Paul Swaney@@PaulSwaneySenior Analyst IMay 29, 2009

ST. PETERSBURG, FL - APRIL 30: Shortstop Jason Bartlett #8 of the Tampa Bay Rays celebrates a run by infielder Evan Longoria #3  against the Boston Red Sox April 30, 2009 at Tropicana Field in St. Petersburg, Florida.  (Photo by Al Messerschmidt/Getty Images)

I finally felt ready to begin my all-star voting ballots today. I hate that the ballots were available in April, but usually by around Jun. 1, I feel like the sample size is enough to pass judgment.

All-star game voting is something I take very seriously. I believe in analyzing the numbers and selecting the most deserving players on a completely objective basis.

If I was going to pick sentimental favorites, then Brandon Inge would have certainly made my ballot. But in the end, both of the choices on the left side of the infield were easy.

Entering Thursday's games, Evan Longoria led all ballot-eligible third basemen in runs scored and RBI. He was tied with Inge with 12 home runs, and was second in batting average (.326) and on base percentage (.398).
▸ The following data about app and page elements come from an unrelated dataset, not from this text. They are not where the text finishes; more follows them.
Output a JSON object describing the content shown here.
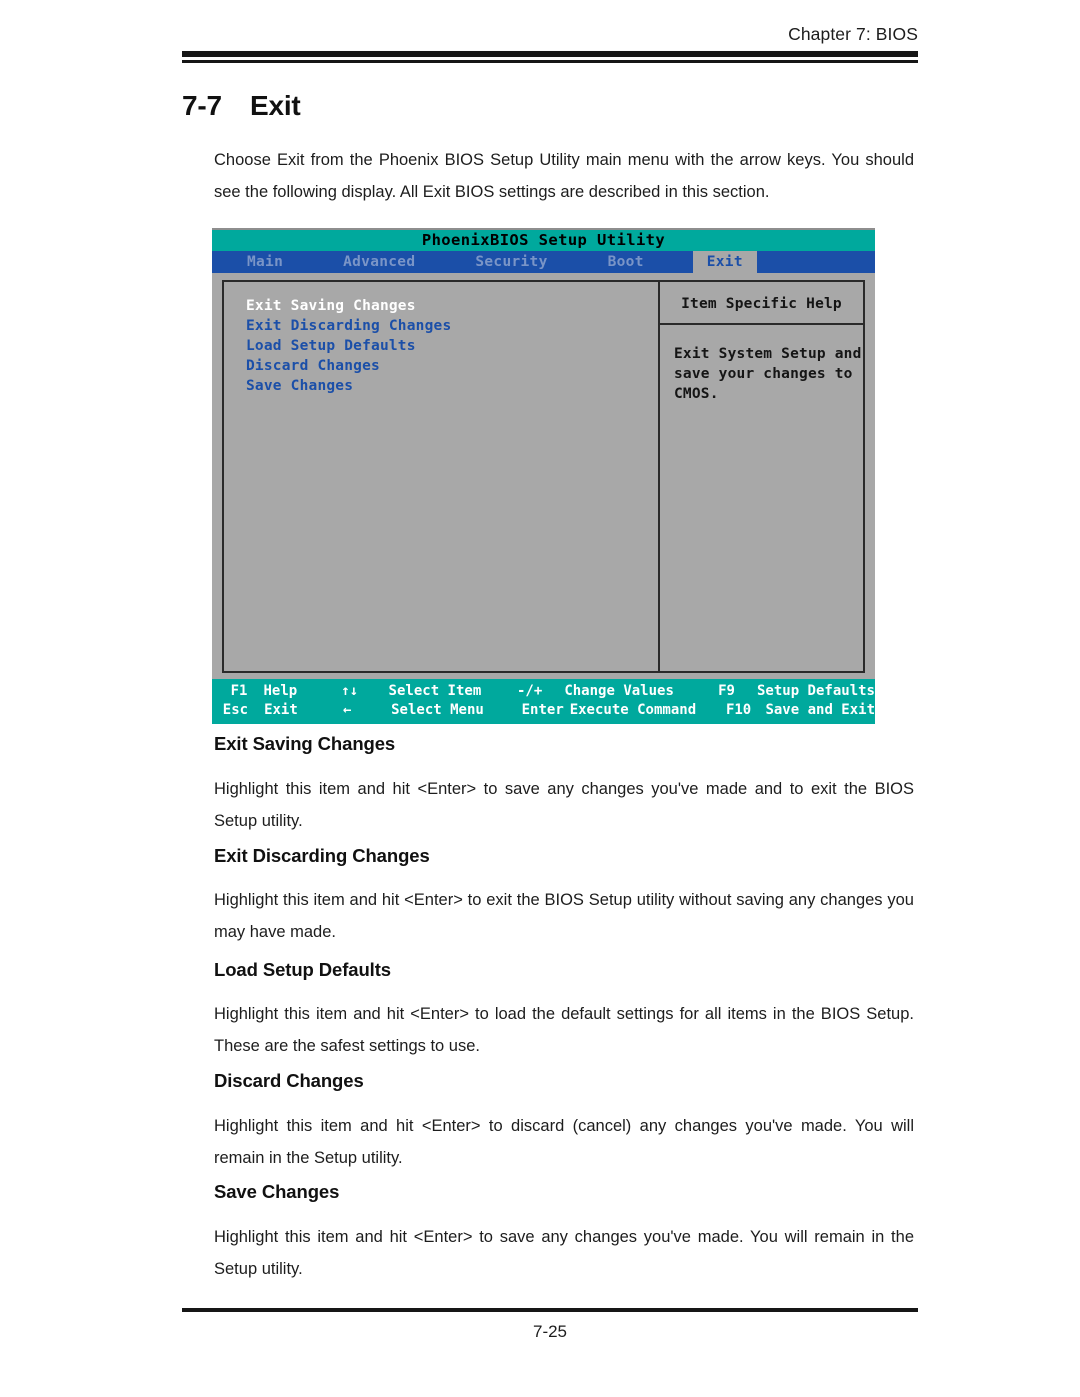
{
  "header": {
    "chapter": "Chapter 7: BIOS"
  },
  "section": {
    "number": "7-7",
    "title": "Exit"
  },
  "intro": "Choose Exit from the Phoenix BIOS Setup Utility main menu with the arrow keys. You should see the following display.  All Exit BIOS settings are described in this section.",
  "bios": {
    "title": "PhoenixBIOS Setup Utility",
    "menu": [
      {
        "label": "Main",
        "active": false
      },
      {
        "label": "Advanced",
        "active": false
      },
      {
        "label": "Security",
        "active": false
      },
      {
        "label": "Boot",
        "active": false
      },
      {
        "label": "Exit",
        "active": true
      }
    ],
    "items": [
      {
        "label": "Exit Saving Changes",
        "selected": true
      },
      {
        "label": "Exit Discarding Changes",
        "selected": false
      },
      {
        "label": "Load Setup Defaults",
        "selected": false
      },
      {
        "label": "Discard Changes",
        "selected": false
      },
      {
        "label": "Save Changes",
        "selected": false
      }
    ],
    "help": {
      "title": "Item Specific Help",
      "line1": "Exit System Setup and",
      "line2": "save your changes to",
      "line3": "CMOS."
    },
    "footer": {
      "row1": {
        "k1": "F1",
        "l1": "Help",
        "k2": "↑↓",
        "l2": "Select Item",
        "k3": "-/+",
        "l3": "Change Values",
        "k4": "F9",
        "l4": "Setup Defaults"
      },
      "row2": {
        "k1": "Esc",
        "l1": "Exit",
        "k2": "←",
        "l2": "Select Menu",
        "k3": "Enter",
        "l3": "Execute Command",
        "k4": "F10",
        "l4": "Save and Exit"
      }
    },
    "colors": {
      "title_bar": "#00a99d",
      "menu_bar": "#1b4fa8",
      "panel": "#a8a8a8",
      "item_text": "#1b4fa8",
      "selected_text": "#ffffff"
    }
  },
  "sections": [
    {
      "heading": "Exit Saving Changes",
      "body": "Highlight this item and hit <Enter> to save any changes you've made and to exit the BIOS Setup utility."
    },
    {
      "heading": "Exit Discarding Changes",
      "body": "Highlight this item and hit <Enter> to exit the BIOS Setup utility without saving any changes you may have made."
    },
    {
      "heading": "Load Setup Defaults",
      "body": "Highlight this item and hit <Enter> to load the default settings for all items in the BIOS Setup. These are the safest settings to use."
    },
    {
      "heading": "Discard Changes",
      "body": "Highlight this item and hit <Enter> to discard (cancel) any changes you've made. You will remain in the Setup utility."
    },
    {
      "heading": "Save Changes",
      "body": "Highlight this item and hit <Enter> to save any changes you've made.  You will remain in the Setup utility."
    }
  ],
  "footer": {
    "page_number": "7-25"
  }
}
Honorable mention goes to Michael Young, who has flawlessly transitioned to playing third base this season.

The even easier pick, when looking at the numbers, was at shortstop. The Rays' Jason Bartlett is far and away the best choice to serve as the starting shortstop on the American League squad.

Bartlett leads everyone else on the shortstop ballot in RBI, stolen bases, batting average, and on-base percentage. He is tied for the lead with seven home runs, and is second in runs scored.

There is no one even close to his dominating performance thus far.

Longoria will likely get the fan vote to start at third base, I just hope Bartlett gets similar consideration.